The law's emphasis on stimulating U.S. industry has angered Asian and European trading partners because it has pushed them out of the U.S. market, especially the auto market. The U.S. Treasury Department made it clear late last year that some benefits could accrue to countries that have trade agreements with Washington that the EU does not yet have. Treasury Secretary Janet Yellen said the problem could be solved with new deals related to minerals.
The new U.S. legislation offers consumers a tax credit of up to $7,500 for electric cars assembled in North America, as long as the raw materials for their batteries are mined or refined in the United States or in countries with which there is a free trade agreement of at least 40 percent. This means that some U.S. partners, such as Canada and Mexico, can comply with the law, while other foreign car manufacturers cannot.
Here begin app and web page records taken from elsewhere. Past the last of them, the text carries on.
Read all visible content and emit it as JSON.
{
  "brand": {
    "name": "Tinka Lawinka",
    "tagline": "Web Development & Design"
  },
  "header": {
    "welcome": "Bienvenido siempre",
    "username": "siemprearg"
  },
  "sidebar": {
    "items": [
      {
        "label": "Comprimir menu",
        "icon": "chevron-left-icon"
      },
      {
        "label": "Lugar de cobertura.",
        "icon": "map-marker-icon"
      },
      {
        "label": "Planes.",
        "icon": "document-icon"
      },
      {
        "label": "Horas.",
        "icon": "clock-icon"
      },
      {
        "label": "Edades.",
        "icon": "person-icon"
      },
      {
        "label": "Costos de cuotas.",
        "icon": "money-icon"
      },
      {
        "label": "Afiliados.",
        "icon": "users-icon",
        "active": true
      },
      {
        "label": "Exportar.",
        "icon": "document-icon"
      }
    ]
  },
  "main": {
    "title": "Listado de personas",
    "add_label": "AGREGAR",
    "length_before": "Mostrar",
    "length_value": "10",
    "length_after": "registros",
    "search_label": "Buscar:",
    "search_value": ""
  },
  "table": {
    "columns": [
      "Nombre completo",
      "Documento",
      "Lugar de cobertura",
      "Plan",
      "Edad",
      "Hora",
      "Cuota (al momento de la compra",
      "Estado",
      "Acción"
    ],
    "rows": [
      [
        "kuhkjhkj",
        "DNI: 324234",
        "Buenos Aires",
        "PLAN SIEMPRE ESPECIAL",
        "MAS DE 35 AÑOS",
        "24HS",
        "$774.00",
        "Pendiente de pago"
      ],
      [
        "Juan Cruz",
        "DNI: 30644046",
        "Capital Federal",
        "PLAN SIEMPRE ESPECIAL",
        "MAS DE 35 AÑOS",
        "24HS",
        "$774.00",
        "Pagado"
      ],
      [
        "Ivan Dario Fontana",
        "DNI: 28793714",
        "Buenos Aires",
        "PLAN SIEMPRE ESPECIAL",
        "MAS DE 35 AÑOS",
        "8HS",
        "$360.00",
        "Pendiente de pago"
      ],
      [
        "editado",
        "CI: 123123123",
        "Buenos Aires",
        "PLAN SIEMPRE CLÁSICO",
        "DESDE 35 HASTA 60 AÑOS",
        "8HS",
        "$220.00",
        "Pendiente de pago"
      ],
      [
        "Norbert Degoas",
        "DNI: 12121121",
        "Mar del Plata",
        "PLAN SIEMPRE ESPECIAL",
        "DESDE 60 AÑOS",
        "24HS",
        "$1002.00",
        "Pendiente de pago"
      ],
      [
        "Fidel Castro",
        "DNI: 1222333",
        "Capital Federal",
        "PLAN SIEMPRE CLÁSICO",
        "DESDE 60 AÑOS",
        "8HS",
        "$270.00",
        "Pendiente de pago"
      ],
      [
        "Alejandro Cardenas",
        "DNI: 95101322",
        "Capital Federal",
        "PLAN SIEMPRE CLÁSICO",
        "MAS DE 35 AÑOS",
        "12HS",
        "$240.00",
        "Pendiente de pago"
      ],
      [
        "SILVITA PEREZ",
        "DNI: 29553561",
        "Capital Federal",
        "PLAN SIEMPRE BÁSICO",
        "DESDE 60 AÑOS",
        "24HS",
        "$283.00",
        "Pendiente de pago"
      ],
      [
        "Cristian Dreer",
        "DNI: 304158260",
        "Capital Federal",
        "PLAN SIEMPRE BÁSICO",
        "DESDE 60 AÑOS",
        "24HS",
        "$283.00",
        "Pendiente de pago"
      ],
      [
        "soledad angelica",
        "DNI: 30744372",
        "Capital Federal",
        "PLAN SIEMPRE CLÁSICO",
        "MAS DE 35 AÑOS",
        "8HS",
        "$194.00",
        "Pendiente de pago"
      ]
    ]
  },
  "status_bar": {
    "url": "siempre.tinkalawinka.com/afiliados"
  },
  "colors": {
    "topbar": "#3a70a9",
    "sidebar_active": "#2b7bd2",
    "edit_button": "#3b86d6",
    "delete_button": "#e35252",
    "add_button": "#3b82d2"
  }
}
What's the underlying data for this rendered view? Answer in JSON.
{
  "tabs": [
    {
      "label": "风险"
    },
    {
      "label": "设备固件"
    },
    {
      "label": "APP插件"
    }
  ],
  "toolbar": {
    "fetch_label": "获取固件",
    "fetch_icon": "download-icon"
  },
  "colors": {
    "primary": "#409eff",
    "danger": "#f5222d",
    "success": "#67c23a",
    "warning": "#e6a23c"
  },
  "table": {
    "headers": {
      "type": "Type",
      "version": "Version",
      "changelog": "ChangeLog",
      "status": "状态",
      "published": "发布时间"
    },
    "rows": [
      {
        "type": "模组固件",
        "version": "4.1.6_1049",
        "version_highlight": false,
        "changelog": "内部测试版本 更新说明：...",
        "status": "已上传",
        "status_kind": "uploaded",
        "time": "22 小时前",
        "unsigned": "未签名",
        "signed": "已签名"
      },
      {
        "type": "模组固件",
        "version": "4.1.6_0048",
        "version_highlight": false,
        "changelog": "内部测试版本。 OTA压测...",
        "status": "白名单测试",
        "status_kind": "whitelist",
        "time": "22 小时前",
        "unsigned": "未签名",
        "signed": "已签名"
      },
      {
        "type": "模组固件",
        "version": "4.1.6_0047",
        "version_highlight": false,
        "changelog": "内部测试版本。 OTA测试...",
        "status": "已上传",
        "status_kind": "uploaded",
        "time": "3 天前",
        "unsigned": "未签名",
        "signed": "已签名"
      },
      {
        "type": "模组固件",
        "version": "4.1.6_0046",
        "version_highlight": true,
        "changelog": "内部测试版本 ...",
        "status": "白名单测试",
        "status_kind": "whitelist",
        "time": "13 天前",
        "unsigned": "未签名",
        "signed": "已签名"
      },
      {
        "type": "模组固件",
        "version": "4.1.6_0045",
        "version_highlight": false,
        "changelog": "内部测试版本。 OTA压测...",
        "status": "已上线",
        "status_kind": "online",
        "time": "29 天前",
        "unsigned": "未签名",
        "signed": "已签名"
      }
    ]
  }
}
Discussions between the EU and the U.S. are at an early stage.
Any agreement on minerals and raw materials, which generally aims to reduce reliance on supplies from China, could also include other countries, including potentially Indonesia and Argentina, sources said. The Biden administration is also considering whether the U.S.-led Indo-Pacific Economic Structure, which includes Japan and South Korea, should be considered an agreement that would allow participating countries to benefit from the new law.
The U.S. will probably want to focus only on the extraction and processing of essential minerals used in vehicles, while the EU wants any agreement to include recycled materials as well.
Some EU leaders argue that the Inflation Reduction Act unfairly subsidizes U.S. companies and does not comply with World Trade Organization rules. Earlier this month, Belgian Prime Minister Alexander De Croo accused the U.S. of trying to lure the green industry across the Atlantic.